[Data provided — start]

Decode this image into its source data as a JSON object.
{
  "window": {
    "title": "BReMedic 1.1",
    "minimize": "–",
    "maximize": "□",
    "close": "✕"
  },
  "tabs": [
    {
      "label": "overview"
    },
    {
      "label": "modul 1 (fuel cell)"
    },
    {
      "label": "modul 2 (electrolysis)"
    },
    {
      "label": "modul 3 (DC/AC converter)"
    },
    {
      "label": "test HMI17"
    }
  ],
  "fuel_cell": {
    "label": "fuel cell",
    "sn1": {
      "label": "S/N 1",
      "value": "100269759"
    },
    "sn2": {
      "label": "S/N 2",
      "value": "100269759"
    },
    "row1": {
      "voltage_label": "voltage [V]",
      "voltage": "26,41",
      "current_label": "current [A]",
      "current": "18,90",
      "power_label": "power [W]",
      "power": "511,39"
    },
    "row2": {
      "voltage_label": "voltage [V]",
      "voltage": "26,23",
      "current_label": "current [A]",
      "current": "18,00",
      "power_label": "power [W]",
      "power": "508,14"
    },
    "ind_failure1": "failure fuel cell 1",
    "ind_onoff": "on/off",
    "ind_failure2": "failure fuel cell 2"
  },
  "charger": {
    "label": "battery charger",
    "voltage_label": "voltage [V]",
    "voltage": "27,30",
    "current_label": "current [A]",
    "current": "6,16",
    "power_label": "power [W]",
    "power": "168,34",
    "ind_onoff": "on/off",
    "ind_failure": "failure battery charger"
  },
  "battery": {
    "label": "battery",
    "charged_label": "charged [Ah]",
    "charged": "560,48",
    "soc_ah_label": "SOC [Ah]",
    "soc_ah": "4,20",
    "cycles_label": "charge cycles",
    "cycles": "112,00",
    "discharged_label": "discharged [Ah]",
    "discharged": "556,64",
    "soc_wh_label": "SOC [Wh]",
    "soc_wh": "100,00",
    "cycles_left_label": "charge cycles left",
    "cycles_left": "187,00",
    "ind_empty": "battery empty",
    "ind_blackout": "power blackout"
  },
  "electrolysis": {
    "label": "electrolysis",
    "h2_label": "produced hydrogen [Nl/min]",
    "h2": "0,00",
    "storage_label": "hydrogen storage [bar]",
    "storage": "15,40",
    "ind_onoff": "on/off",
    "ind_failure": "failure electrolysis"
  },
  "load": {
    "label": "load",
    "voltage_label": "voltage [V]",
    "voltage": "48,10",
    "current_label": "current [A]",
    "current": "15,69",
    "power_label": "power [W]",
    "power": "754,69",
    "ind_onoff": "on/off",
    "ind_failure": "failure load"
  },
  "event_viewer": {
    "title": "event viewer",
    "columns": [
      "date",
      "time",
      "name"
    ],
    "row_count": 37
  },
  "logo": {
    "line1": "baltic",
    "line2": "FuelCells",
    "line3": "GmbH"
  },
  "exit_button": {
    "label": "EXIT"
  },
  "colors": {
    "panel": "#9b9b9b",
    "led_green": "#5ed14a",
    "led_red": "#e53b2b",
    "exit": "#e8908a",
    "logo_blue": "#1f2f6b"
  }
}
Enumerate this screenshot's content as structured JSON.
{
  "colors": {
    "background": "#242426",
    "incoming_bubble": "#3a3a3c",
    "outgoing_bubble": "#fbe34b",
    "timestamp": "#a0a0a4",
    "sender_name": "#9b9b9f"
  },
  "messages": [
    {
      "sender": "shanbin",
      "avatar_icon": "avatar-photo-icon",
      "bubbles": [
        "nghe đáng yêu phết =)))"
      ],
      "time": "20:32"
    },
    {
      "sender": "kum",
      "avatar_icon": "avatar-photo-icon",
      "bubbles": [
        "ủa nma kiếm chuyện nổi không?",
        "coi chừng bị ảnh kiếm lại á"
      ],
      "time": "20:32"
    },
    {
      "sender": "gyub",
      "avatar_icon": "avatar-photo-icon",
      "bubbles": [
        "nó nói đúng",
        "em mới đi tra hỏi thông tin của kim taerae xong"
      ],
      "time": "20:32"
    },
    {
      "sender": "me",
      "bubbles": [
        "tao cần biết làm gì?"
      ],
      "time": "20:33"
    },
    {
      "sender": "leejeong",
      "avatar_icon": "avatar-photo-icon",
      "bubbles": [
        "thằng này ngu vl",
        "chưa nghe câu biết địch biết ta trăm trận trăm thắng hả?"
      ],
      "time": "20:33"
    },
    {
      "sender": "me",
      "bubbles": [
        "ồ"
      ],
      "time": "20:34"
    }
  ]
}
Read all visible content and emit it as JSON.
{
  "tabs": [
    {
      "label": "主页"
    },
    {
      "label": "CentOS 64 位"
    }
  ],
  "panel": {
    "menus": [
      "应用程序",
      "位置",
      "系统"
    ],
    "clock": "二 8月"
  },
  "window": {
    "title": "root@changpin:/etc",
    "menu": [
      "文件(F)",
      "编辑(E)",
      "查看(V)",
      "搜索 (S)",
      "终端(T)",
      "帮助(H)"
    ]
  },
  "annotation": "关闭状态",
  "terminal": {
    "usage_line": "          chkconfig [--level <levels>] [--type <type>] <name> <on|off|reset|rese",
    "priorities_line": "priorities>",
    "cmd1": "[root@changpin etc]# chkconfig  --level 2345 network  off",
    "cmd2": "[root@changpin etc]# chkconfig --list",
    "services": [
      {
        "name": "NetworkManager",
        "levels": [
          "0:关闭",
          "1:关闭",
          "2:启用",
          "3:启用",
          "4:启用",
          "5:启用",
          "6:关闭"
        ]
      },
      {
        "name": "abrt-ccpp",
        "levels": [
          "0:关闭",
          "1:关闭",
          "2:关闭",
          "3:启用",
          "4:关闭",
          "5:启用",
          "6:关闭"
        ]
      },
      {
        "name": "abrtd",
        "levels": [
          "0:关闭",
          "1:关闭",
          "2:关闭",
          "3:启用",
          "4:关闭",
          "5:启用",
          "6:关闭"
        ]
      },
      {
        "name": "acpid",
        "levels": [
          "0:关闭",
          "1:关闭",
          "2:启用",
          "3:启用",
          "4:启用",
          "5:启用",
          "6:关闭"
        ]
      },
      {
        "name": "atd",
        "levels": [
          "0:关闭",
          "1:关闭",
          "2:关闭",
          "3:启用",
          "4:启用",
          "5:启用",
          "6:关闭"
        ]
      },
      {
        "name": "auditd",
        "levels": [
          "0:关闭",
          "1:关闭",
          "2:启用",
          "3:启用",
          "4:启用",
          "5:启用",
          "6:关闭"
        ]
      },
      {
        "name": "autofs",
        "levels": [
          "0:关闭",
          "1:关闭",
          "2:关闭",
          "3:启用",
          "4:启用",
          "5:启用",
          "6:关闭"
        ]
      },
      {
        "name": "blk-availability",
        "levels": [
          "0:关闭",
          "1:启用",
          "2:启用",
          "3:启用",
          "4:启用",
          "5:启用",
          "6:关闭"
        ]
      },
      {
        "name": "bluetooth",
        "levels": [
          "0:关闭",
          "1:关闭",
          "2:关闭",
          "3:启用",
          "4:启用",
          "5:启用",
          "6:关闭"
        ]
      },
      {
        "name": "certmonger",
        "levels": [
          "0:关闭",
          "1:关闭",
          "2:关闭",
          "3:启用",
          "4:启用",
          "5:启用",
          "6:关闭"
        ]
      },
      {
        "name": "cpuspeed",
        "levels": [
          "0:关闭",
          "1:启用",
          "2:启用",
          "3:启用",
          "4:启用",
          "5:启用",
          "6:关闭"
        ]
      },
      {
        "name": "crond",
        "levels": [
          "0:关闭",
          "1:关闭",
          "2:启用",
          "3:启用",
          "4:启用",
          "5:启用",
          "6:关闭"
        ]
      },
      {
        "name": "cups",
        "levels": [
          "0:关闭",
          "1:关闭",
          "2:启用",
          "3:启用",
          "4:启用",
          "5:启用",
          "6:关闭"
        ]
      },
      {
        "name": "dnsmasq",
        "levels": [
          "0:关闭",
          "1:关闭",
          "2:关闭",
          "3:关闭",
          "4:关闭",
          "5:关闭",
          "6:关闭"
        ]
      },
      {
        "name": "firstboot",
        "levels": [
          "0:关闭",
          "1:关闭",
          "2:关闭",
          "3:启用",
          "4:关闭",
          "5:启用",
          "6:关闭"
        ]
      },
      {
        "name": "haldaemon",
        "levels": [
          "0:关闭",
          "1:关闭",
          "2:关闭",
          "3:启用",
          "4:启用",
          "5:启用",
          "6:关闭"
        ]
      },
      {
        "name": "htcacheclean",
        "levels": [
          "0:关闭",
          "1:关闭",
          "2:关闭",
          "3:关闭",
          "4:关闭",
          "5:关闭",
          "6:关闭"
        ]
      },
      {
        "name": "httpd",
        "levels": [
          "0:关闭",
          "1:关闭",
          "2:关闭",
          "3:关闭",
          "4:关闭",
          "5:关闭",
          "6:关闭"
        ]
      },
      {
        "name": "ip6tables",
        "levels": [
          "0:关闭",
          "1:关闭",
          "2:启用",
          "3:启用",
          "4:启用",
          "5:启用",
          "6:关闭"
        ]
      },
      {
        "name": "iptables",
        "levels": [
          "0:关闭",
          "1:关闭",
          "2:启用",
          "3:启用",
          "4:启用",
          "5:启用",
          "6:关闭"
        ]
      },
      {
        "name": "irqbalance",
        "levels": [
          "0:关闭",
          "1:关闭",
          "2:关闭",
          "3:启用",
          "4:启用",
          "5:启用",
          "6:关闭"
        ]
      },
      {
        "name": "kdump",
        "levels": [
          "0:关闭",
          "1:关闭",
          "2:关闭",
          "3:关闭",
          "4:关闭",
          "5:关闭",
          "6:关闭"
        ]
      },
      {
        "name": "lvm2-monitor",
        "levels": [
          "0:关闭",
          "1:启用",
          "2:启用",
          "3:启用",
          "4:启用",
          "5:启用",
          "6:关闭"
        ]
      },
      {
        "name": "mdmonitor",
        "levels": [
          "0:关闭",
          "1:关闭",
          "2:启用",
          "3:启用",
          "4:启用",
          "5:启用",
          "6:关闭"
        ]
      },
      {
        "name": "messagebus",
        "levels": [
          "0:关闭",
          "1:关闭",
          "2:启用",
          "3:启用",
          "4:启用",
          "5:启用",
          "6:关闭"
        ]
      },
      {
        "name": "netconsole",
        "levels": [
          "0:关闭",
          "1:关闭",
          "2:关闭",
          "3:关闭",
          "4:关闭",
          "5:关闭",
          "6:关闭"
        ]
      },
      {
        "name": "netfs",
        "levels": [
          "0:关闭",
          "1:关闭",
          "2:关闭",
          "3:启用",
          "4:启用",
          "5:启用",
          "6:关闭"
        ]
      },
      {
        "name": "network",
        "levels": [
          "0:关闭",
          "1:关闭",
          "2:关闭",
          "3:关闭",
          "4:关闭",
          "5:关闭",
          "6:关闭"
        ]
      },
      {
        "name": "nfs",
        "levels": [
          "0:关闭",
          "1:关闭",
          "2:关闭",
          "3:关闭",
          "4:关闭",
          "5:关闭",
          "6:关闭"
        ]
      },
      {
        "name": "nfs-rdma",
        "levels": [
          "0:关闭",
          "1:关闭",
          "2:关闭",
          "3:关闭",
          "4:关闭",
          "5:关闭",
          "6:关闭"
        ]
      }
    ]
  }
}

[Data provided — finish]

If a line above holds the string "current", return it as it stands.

• Answer to this problem
      "current_label": "current [A]",
      "current": "18,90",
      "current_label": "current [A]",
      "current": "18,00",
    "current_label": "current [A]",
    "current": "6,16",
    "current_label": "current [A]",
    "current": "15,69",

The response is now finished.